Russia sows the seeds for overseas property boom
The Russian government is to undertake a series of measures aimed at promoting home ownership.
Although the policies aim to encourage property purchasing within Russia; if the British experience is anything to go by, a likely side effect will be a rise in the number of Russians buying overseas.
Russian President Dmitry Medvedev is aiming to help the 77 percent of the country’s 142 million people who are “cooped up” in apartment blocks by building single family homes around the outskirts of major cities, according to Business Week.
A huge increase in construction over the next few years will be accompanied by television and billboard advertising selling what Alexander A. Braverman, director of the Federal Fund for the Promotion of Housing Construction Development, calls the “Russian dream” of home ownership.
The government has been buying up huge tracts of land to help realise the vision. Around 14 million square meters of housing are expected be under construction by next year on land owned by the federal fund, rising to 20 million square meters in 2012, or about 30 percent of all residential construction in Russia.
Social and cultural change
Braverman believes the push towards home ownership will have social and cultural implications:
"We think that people who have their own homes, driveways, and careers are fundamentally different than those who don't have these things…The person who has something to defend is a different kind of person."
The seeds of the next overseas property boom?
One of the reasons the British led demand for overseas property in the late nineties and early noughties is culture. Margaret Thatcher’s policies in the eighties helped make home ownership a central aspiration in a way that it never has been in our richer neighbours, France and Germany.
Owning one home became the default, owning a second a status symbol, to which most aspired.
So will Medvedev's vision of transforming Russians from apartment-dwellers into homeowners have a similar effect?
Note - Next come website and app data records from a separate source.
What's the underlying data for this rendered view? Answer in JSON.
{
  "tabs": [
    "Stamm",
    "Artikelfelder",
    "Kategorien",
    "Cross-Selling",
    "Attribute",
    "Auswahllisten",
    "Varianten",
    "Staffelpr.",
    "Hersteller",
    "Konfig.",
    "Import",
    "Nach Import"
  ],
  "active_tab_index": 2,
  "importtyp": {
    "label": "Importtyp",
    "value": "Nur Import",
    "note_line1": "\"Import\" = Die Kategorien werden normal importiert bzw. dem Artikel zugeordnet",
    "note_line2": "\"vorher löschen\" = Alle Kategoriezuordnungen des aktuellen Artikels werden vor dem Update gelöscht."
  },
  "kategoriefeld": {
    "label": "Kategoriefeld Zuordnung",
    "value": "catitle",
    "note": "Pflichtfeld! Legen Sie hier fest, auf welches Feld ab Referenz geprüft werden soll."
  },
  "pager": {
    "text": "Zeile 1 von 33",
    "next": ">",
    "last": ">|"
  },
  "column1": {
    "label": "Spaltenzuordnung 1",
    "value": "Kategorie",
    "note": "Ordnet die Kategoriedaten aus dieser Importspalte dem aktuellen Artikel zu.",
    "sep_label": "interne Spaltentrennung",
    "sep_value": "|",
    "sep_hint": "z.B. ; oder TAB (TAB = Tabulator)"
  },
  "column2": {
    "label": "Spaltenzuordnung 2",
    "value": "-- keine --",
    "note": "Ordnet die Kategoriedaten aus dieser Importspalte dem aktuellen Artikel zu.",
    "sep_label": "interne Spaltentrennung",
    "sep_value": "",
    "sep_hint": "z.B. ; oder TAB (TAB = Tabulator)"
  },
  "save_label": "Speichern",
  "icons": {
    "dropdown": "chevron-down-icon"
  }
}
It all depends on whether the policy succeeds. For it to do so requires the liberalization of the fledgling mortgage market. There are just $32.5 billion of outstanding residential real estate loans in Russia and interest rates currently average 13.8%.
Medvedev's plan includes $8 billion of funding to be channeled through the federal mortgage agency, which offers subsidized loans at 11 percent. However, this on its own is unlikely to be enough.
A Russian property agent told me last week that the culture of not taking mortgage finance is beginning to change. However, it is a slow process and it is unlikely to be catalysed by offering interest rates as high as 11%.
Building and advertising cheap family homes is a start but it won’t be enough if people cannot afford them.
Russian’s are already significant buyers of property overseas but the volumes we see now could pale in comparison with future demand if home ownership culture becomes widespread.